Saved entries:
★ ★ ★ ★ ★ ★ ★

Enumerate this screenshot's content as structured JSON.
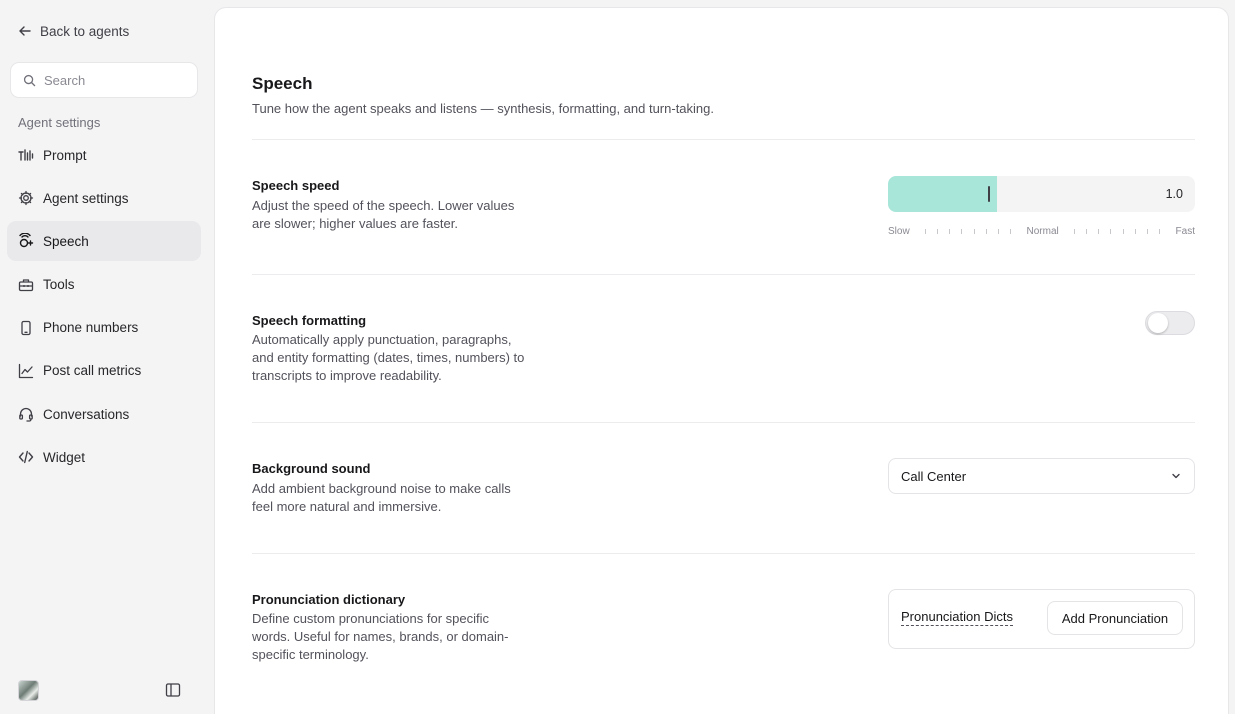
{
  "sidebar": {
    "back_label": "Back to agents",
    "search_placeholder": "Search",
    "section_label": "Agent settings",
    "items": [
      {
        "label": "Prompt",
        "icon": "waveform-icon"
      },
      {
        "label": "Agent settings",
        "icon": "gear-icon"
      },
      {
        "label": "Speech",
        "icon": "speech-icon",
        "active": true
      },
      {
        "label": "Tools",
        "icon": "toolbox-icon"
      },
      {
        "label": "Phone numbers",
        "icon": "phone-icon"
      },
      {
        "label": "Post call metrics",
        "icon": "chart-line-icon"
      },
      {
        "label": "Conversations",
        "icon": "headset-icon"
      },
      {
        "label": "Widget",
        "icon": "code-icon"
      }
    ]
  },
  "page": {
    "title": "Speech",
    "subtitle": "Tune how the agent speaks and listens — synthesis, formatting, and turn-taking."
  },
  "speech_speed": {
    "title": "Speech speed",
    "description": "Adjust the speed of the speech. Lower values are slower; higher values are faster.",
    "value": "1.0",
    "fill_fraction": 0.355,
    "scale_slow": "Slow",
    "scale_normal": "Normal",
    "scale_fast": "Fast"
  },
  "speech_formatting": {
    "title": "Speech formatting",
    "description": "Automatically apply punctuation, paragraphs, and entity formatting (dates, times, numbers) to transcripts to improve readability.",
    "enabled": false
  },
  "background_sound": {
    "title": "Background sound",
    "description": "Add ambient background noise to make calls feel more natural and immersive.",
    "selected": "Call Center"
  },
  "pronunciation": {
    "title": "Pronunciation dictionary",
    "description": "Define custom pronunciations for specific words. Useful for names, brands, or domain-specific terminology.",
    "tab_label": "Pronunciation Dicts",
    "button_label": "Add Pronunciation"
  },
  "colors": {
    "accent_fill": "#a8e6da",
    "active_nav": "#e9e9ec"
  }
}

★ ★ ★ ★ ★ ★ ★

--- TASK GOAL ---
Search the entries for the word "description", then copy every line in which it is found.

--- ANSWER TO THE PROBLEM ---
    "description": "Adjust the speed of the speech. Lower values are slower; higher values are faster.",
    "description": "Automatically apply punctuation, paragraphs, and entity formatting (dates, times, numbers) to transcripts to improve readability.",
    "description": "Add ambient background noise to make calls feel more natural and immersive.",
    "description": "Define custom pronunciations for specific words. Useful for names, brands, or domain-specific terminology.",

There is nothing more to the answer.